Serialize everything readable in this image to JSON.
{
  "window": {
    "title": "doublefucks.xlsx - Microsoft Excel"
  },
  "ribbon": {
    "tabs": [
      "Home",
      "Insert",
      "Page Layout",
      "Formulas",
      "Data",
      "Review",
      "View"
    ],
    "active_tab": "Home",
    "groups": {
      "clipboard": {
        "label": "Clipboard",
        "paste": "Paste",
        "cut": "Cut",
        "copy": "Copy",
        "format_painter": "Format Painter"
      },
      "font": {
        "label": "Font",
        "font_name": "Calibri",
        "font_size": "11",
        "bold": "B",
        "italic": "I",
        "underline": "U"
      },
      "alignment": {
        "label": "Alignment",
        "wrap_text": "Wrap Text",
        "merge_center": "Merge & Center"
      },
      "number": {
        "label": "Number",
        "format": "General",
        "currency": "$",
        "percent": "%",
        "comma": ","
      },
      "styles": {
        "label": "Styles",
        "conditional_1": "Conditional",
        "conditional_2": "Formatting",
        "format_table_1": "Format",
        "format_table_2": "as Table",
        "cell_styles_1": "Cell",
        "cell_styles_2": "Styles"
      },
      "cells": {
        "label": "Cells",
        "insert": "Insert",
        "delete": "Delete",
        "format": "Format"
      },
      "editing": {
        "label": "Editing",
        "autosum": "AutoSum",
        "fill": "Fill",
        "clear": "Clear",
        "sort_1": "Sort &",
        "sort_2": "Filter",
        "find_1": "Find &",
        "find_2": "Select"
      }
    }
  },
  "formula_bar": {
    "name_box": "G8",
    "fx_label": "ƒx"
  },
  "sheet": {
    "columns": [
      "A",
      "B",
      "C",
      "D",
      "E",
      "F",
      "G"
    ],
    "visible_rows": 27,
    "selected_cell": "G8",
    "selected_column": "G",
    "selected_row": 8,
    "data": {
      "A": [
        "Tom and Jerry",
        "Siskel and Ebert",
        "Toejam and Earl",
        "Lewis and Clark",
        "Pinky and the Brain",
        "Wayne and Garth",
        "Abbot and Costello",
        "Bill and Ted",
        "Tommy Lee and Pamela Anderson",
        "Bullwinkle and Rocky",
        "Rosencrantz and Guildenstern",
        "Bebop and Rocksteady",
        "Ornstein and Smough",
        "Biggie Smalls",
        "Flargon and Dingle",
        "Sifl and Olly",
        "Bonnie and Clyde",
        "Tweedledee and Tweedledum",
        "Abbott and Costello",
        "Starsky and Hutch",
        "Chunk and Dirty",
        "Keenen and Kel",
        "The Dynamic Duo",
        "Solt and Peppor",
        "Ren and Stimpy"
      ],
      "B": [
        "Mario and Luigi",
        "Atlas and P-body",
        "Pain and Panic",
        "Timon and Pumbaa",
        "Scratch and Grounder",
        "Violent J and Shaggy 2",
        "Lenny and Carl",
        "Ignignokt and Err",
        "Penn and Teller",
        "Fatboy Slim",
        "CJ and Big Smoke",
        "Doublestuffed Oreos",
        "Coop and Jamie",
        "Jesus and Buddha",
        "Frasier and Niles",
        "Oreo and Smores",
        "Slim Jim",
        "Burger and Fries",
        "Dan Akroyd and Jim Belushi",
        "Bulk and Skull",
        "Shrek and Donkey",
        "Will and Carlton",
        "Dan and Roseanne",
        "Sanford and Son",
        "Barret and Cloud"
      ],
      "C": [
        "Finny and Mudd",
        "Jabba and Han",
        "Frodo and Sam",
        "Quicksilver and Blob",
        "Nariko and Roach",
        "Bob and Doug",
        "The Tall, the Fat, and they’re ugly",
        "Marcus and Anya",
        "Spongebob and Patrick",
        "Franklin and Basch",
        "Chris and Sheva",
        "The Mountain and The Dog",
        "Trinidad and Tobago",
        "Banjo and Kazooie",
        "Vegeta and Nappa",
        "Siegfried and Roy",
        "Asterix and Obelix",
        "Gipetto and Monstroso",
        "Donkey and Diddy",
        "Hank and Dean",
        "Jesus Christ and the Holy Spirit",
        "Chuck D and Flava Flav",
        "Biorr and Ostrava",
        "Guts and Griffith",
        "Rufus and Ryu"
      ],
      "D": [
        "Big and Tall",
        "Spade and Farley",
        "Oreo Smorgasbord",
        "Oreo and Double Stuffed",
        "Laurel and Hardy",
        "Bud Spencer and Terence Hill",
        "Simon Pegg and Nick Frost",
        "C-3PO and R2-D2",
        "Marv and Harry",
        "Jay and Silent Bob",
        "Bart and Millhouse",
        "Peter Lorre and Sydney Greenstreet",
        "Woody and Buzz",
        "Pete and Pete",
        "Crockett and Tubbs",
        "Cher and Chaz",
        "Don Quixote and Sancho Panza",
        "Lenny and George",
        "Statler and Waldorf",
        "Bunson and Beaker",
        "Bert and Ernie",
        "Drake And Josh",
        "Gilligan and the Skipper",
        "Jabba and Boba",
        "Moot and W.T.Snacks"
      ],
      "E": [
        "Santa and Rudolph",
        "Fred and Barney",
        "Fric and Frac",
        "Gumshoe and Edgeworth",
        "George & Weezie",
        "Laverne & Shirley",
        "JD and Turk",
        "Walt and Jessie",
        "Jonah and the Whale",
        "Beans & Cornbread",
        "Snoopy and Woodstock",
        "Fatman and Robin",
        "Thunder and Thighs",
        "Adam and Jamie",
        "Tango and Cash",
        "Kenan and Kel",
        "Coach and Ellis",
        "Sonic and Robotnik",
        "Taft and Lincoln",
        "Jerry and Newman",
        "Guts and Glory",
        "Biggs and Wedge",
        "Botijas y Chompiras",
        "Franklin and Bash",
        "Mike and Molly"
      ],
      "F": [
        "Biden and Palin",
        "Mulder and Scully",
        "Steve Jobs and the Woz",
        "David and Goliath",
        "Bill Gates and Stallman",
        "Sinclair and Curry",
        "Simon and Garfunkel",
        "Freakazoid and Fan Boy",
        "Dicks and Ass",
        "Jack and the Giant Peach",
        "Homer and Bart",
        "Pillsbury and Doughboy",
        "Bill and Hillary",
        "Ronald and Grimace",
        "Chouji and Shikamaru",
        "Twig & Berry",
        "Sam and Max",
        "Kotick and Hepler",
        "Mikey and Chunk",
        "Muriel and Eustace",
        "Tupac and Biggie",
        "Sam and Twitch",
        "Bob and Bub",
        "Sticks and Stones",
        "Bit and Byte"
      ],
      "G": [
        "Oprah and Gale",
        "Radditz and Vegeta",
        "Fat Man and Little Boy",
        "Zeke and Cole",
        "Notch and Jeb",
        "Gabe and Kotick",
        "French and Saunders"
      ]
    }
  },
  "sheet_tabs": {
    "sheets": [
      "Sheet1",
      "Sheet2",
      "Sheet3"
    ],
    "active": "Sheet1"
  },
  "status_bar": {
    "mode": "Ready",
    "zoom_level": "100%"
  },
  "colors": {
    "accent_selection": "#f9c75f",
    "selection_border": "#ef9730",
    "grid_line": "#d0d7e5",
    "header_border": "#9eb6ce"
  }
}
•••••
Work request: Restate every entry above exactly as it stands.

Response:
Serialize everything readable in this image to JSON.
{
  "window": {
    "title": "doublefucks.xlsx - Microsoft Excel"
  },
  "ribbon": {
    "tabs": [
      "Home",
      "Insert",
      "Page Layout",
      "Formulas",
      "Data",
      "Review",
      "View"
    ],
    "active_tab": "Home",
    "groups": {
      "clipboard": {
        "label": "Clipboard",
        "paste": "Paste",
        "cut": "Cut",
        "copy": "Copy",
        "format_painter": "Format Painter"
      },
      "font": {
        "label": "Font",
        "font_name": "Calibri",
        "font_size": "11",
        "bold": "B",
        "italic": "I",
        "underline": "U"
      },
      "alignment": {
        "label": "Alignment",
        "wrap_text": "Wrap Text",
        "merge_center": "Merge & Center"
      },
      "number": {
        "label": "Number",
        "format": "General",
        "currency": "$",
        "percent": "%",
        "comma": ","
      },
      "styles": {
        "label": "Styles",
        "conditional_1": "Conditional",
        "conditional_2": "Formatting",
        "format_table_1": "Format",
        "format_table_2": "as Table",
        "cell_styles_1": "Cell",
        "cell_styles_2": "Styles"
      },
      "cells": {
        "label": "Cells",
        "insert": "Insert",
        "delete": "Delete",
        "format": "Format"
      },
      "editing": {
        "label": "Editing",
        "autosum": "AutoSum",
        "fill": "Fill",
        "clear": "Clear",
        "sort_1": "Sort &",
        "sort_2": "Filter",
        "find_1": "Find &",
        "find_2": "Select"
      }
    }
  },
  "formula_bar": {
    "name_box": "G8",
    "fx_label": "ƒx"
  },
  "sheet": {
    "columns": [
      "A",
      "B",
      "C",
      "D",
      "E",
      "F",
      "G"
    ],
    "visible_rows": 27,
    "selected_cell": "G8",
    "selected_column": "G",
    "selected_row": 8,
    "data": {
      "A": [
        "Tom and Jerry",
        "Siskel and Ebert",
        "Toejam and Earl",
        "Lewis and Clark",
        "Pinky and the Brain",
        "Wayne and Garth",
        "Abbot and Costello",
        "Bill and Ted",
        "Tommy Lee and Pamela Anderson",
        "Bullwinkle and Rocky",
        "Rosencrantz and Guildenstern",
        "Bebop and Rocksteady",
        "Ornstein and Smough",
        "Biggie Smalls",
        "Flargon and Dingle",
        "Sifl and Olly",
        "Bonnie and Clyde",
        "Tweedledee and Tweedledum",
        "Abbott and Costello",
        "Starsky and Hutch",
        "Chunk and Dirty",
        "Keenen and Kel",
        "The Dynamic Duo",
        "Solt and Peppor",
        "Ren and Stimpy"
      ],
      "B": [
        "Mario and Luigi",
        "Atlas and P-body",
        "Pain and Panic",
        "Timon and Pumbaa",
        "Scratch and Grounder",
        "Violent J and Shaggy 2",
        "Lenny and Carl",
        "Ignignokt and Err",
        "Penn and Teller",
        "Fatboy Slim",
        "CJ and Big Smoke",
        "Doublestuffed Oreos",
        "Coop and Jamie",
        "Jesus and Buddha",
        "Frasier and Niles",
        "Oreo and Smores",
        "Slim Jim",
        "Burger and Fries",
        "Dan Akroyd and Jim Belushi",
        "Bulk and Skull",
        "Shrek and Donkey",
        "Will and Carlton",
        "Dan and Roseanne",
        "Sanford and Son",
        "Barret and Cloud"
      ],
      "C": [
        "Finny and Mudd",
        "Jabba and Han",
        "Frodo and Sam",
        "Quicksilver and Blob",
        "Nariko and Roach",
        "Bob and Doug",
        "The Tall, the Fat, and they’re ugly",
        "Marcus and Anya",
        "Spongebob and Patrick",
        "Franklin and Basch",
        "Chris and Sheva",
        "The Mountain and The Dog",
        "Trinidad and Tobago",
        "Banjo and Kazooie",
        "Vegeta and Nappa",
        "Siegfried and Roy",
        "Asterix and Obelix",
        "Gipetto and Monstroso",
        "Donkey and Diddy",
        "Hank and Dean",
        "Jesus Christ and the Holy Spirit",
        "Chuck D and Flava Flav",
        "Biorr and Ostrava",
        "Guts and Griffith",
        "Rufus and Ryu"
      ],
      "D": [
        "Big and Tall",
        "Spade and Farley",
        "Oreo Smorgasbord",
        "Oreo and Double Stuffed",
        "Laurel and Hardy",
        "Bud Spencer and Terence Hill",
        "Simon Pegg and Nick Frost",
        "C-3PO and R2-D2",
        "Marv and Harry",
        "Jay and Silent Bob",
        "Bart and Millhouse",
        "Peter Lorre and Sydney Greenstreet",
        "Woody and Buzz",
        "Pete and Pete",
        "Crockett and Tubbs",
        "Cher and Chaz",
        "Don Quixote and Sancho Panza",
        "Lenny and George",
        "Statler and Waldorf",
        "Bunson and Beaker",
        "Bert and Ernie",
        "Drake And Josh",
        "Gilligan and the Skipper",
        "Jabba and Boba",
        "Moot and W.T.Snacks"
      ],
      "E": [
        "Santa and Rudolph",
        "Fred and Barney",
        "Fric and Frac",
        "Gumshoe and Edgeworth",
        "George & Weezie",
        "Laverne & Shirley",
        "JD and Turk",
        "Walt and Jessie",
        "Jonah and the Whale",
        "Beans & Cornbread",
        "Snoopy and Woodstock",
        "Fatman and Robin",
        "Thunder and Thighs",
        "Adam and Jamie",
        "Tango and Cash",
        "Kenan and Kel",
        "Coach and Ellis",
        "Sonic and Robotnik",
        "Taft and Lincoln",
        "Jerry and Newman",
        "Guts and Glory",
        "Biggs and Wedge",
        "Botijas y Chompiras",
        "Franklin and Bash",
        "Mike and Molly"
      ],
      "F": [
        "Biden and Palin",
        "Mulder and Scully",
        "Steve Jobs and the Woz",
        "David and Goliath",
        "Bill Gates and Stallman",
        "Sinclair and Curry",
        "Simon and Garfunkel",
        "Freakazoid and Fan Boy",
        "Dicks and Ass",
        "Jack and the Giant Peach",
        "Homer and Bart",
        "Pillsbury and Doughboy",
        "Bill and Hillary",
        "Ronald and Grimace",
        "Chouji and Shikamaru",
        "Twig & Berry",
        "Sam and Max",
        "Kotick and Hepler",
        "Mikey and Chunk",
        "Muriel and Eustace",
        "Tupac and Biggie",
        "Sam and Twitch",
        "Bob and Bub",
        "Sticks and Stones",
        "Bit and Byte"
      ],
      "G": [
        "Oprah and Gale",
        "Radditz and Vegeta",
        "Fat Man and Little Boy",
        "Zeke and Cole",
        "Notch and Jeb",
        "Gabe and Kotick",
        "French and Saunders"
      ]
    }
  },
  "sheet_tabs": {
    "sheets": [
      "Sheet1",
      "Sheet2",
      "Sheet3"
    ],
    "active": "Sheet1"
  },
  "status_bar": {
    "mode": "Ready",
    "zoom_level": "100%"
  },
  "colors": {
    "accent_selection": "#f9c75f",
    "selection_border": "#ef9730",
    "grid_line": "#d0d7e5",
    "header_border": "#9eb6ce"
  }
}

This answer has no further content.